Former ICBA president, CEO dies

Former Independent Community Bankers of America President and CEO Ken Guenther died Jan. 25.


Guenther led the organization from 1982-2004 during an era of many industrywide changes. His first few years in the CEO role came as hundreds of small banks failed amid the farm foreclosure crisis of the 1980s. During the early 1990s, Guenther led the community bank effort to defeat a proposal from President George H.W. Bush to allow for interstate bank branching and eliminate the separation of commercial and investment banking. Regulations banning those practices were later eliminated through the 1994 Interstate Banking and Branching Act and 1999 Gramm-Leach-Bliley Act. 

“In defeating the proposal of President Bush, we bought time for the best of the community banks to continue to do their thing against the backdrop of what was coming down the pipe,” Guenther said in a 2004 BankBeat magazine article marking his retirement. 
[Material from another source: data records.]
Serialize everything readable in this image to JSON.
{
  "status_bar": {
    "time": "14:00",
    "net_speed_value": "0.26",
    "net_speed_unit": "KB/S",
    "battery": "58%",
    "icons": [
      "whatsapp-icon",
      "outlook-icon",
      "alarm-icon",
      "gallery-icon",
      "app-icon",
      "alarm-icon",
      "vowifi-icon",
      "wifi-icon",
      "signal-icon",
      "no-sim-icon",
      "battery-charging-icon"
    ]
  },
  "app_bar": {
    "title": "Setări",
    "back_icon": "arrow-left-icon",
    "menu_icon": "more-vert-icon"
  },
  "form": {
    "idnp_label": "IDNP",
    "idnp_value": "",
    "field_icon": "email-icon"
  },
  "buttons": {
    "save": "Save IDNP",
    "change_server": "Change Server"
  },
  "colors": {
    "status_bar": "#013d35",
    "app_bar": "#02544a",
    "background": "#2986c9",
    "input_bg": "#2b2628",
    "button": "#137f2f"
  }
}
Prior to joining the ICBA, Guenther served as a service member in the U.S. Army Reserve, was a Foreign Service officer in Chile, Senate staffer, acting deputy special trade representative during the administration of President Gerald Ford and a Federal Reserve Board advisor.    

Following his time at ICBA, Guenther formed a private consulting practice, where he remained active in financial services policy before retiring in 2012. He also served on corporate and nonprofit boards and was active with the Association of Retired Diplomatic and Consular Offices and Johns Hopkins University’s School of Advanced International Studies.